In 1976 Kubert went on to found the School of Cartoon and Graphic Art. His school has turned out some notable graduates, including Tom Veitch, Steve Bissette, Timothy Truman, Tom Yeates and two of Kubert's sons, Adam and Andy ("with them I was tougher"). Two school projects were actual work on syndicated strips, Winnie Winkle and Big Ben Bolt, but in both cases Kubert found himself saddled with doing most of the art chores.

Despite the grueling workload of managing a school while editing DC titles, Kubert still finds time to work on other projects. One of his most notable, and recent, efforts is the 1996 graphic album Dark Horse's Fax From Sarajevo, a. grim account of the Bosnian civil war. Based on the experiences of Erwin Rustemagic, a friend of the Kubert's, Fax follows the harrowing experiences of Rustemagic and his family as the war in the former Yugoslavia expanded. Aside from his friendship with the author, who literally provided the story through faxes to the outside world, Kubert was motivated to spread the word about the horrific events unfolding. "I am the father of four sons.Every once in a while, in this world, things happen where you just caní't sit back and let it happen. Something has got to be done."

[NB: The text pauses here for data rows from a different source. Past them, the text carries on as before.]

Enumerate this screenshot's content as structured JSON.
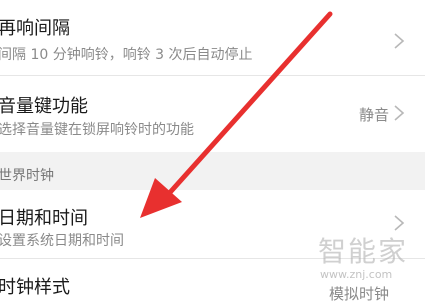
{
  "rows": [
    {
      "title": "再响间隔",
      "subtitle": "间隔 10 分钟响铃，响铃 3 次后自动停止",
      "value": ""
    },
    {
      "title": "音量键功能",
      "subtitle": "选择音量键在锁屏响铃时的功能",
      "value": "静音"
    },
    {
      "title": "日期和时间",
      "subtitle": "设置系统日期和时间",
      "value": ""
    },
    {
      "title": "时钟样式",
      "subtitle": "",
      "value": "模拟时钟"
    }
  ],
  "section_header": "世界时钟",
  "icons": {
    "chevron": "chevron-right-icon",
    "annotation": "red-arrow-annotation"
  },
  "watermark": {
    "text": "智能家",
    "url": "www.znj.com"
  },
  "colors": {
    "arrow": "#e8302f",
    "section_background": "#f2f2f2",
    "subtitle_text": "#8a8a8a"
  }
}
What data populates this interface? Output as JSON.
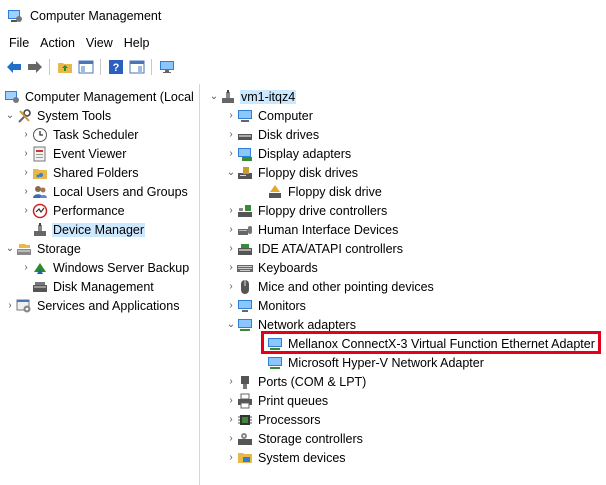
{
  "window": {
    "title": "Computer Management"
  },
  "menu": [
    "File",
    "Action",
    "View",
    "Help"
  ],
  "toolbar": [
    "back-icon",
    "forward-icon",
    "up-folder-icon",
    "show-hide-tree-icon",
    "help-icon",
    "properties-icon",
    "monitor-icon"
  ],
  "left_tree": {
    "root": "Computer Management (Local",
    "system_tools": "System Tools",
    "task_scheduler": "Task Scheduler",
    "event_viewer": "Event Viewer",
    "shared_folders": "Shared Folders",
    "local_users": "Local Users and Groups",
    "performance": "Performance",
    "device_manager": "Device Manager",
    "storage": "Storage",
    "windows_server_backup": "Windows Server Backup",
    "disk_management": "Disk Management",
    "services": "Services and Applications"
  },
  "right_tree": {
    "host": "vm1-itqz4",
    "computer": "Computer",
    "disk_drives": "Disk drives",
    "display_adapters": "Display adapters",
    "floppy_disk_drives": "Floppy disk drives",
    "floppy_disk_drive": "Floppy disk drive",
    "floppy_controllers": "Floppy drive controllers",
    "hid": "Human Interface Devices",
    "ide": "IDE ATA/ATAPI controllers",
    "keyboards": "Keyboards",
    "mice": "Mice and other pointing devices",
    "monitors": "Monitors",
    "network_adapters": "Network adapters",
    "mellanox": "Mellanox ConnectX-3 Virtual Function Ethernet Adapter",
    "hyperv": "Microsoft Hyper-V Network Adapter",
    "ports": "Ports (COM & LPT)",
    "print_queues": "Print queues",
    "processors": "Processors",
    "storage_controllers": "Storage controllers",
    "system_devices": "System devices"
  },
  "highlight_color": "#e2001a",
  "selection_color": "#cce8ff"
}
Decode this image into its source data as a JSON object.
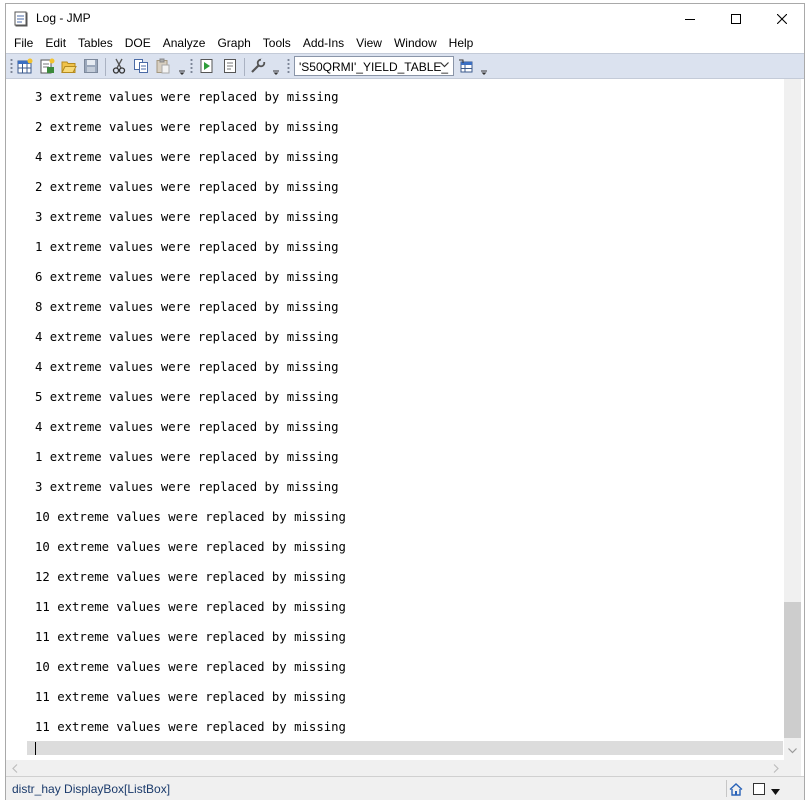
{
  "window": {
    "title": "Log - JMP",
    "controls": [
      "minimize-icon",
      "maximize-icon",
      "close-icon"
    ]
  },
  "menu": [
    "File",
    "Edit",
    "Tables",
    "DOE",
    "Analyze",
    "Graph",
    "Tools",
    "Add-Ins",
    "View",
    "Window",
    "Help"
  ],
  "toolbar": {
    "buttons": [
      "new-data-table-icon",
      "new-script-icon",
      "open-folder-icon",
      "save-icon",
      "cut-icon",
      "copy-icon",
      "paste-icon",
      "run-script-icon",
      "journal-icon",
      "tools-wrench-icon",
      "table-link-icon"
    ],
    "table_select_value": "'S50QRMI'_YIELD_TABLE_"
  },
  "log": {
    "lines": [
      "3 extreme values were replaced by missing",
      "2 extreme values were replaced by missing",
      "4 extreme values were replaced by missing",
      "2 extreme values were replaced by missing",
      "3 extreme values were replaced by missing",
      "1 extreme values were replaced by missing",
      "6 extreme values were replaced by missing",
      "8 extreme values were replaced by missing",
      "4 extreme values were replaced by missing",
      "4 extreme values were replaced by missing",
      "5 extreme values were replaced by missing",
      "4 extreme values were replaced by missing",
      "1 extreme values were replaced by missing",
      "3 extreme values were replaced by missing",
      "10 extreme values were replaced by missing",
      "10 extreme values were replaced by missing",
      "12 extreme values were replaced by missing",
      "11 extreme values were replaced by missing",
      "11 extreme values were replaced by missing",
      "10 extreme values were replaced by missing",
      "11 extreme values were replaced by missing",
      "11 extreme values were replaced by missing"
    ],
    "vertical_scroll_fraction": 0.86
  },
  "status": {
    "text": "distr_hay  DisplayBox[ListBox]"
  }
}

In 1997 the hardcover story won the Harvey Award for Best Graphic Album.

--Steve Stiles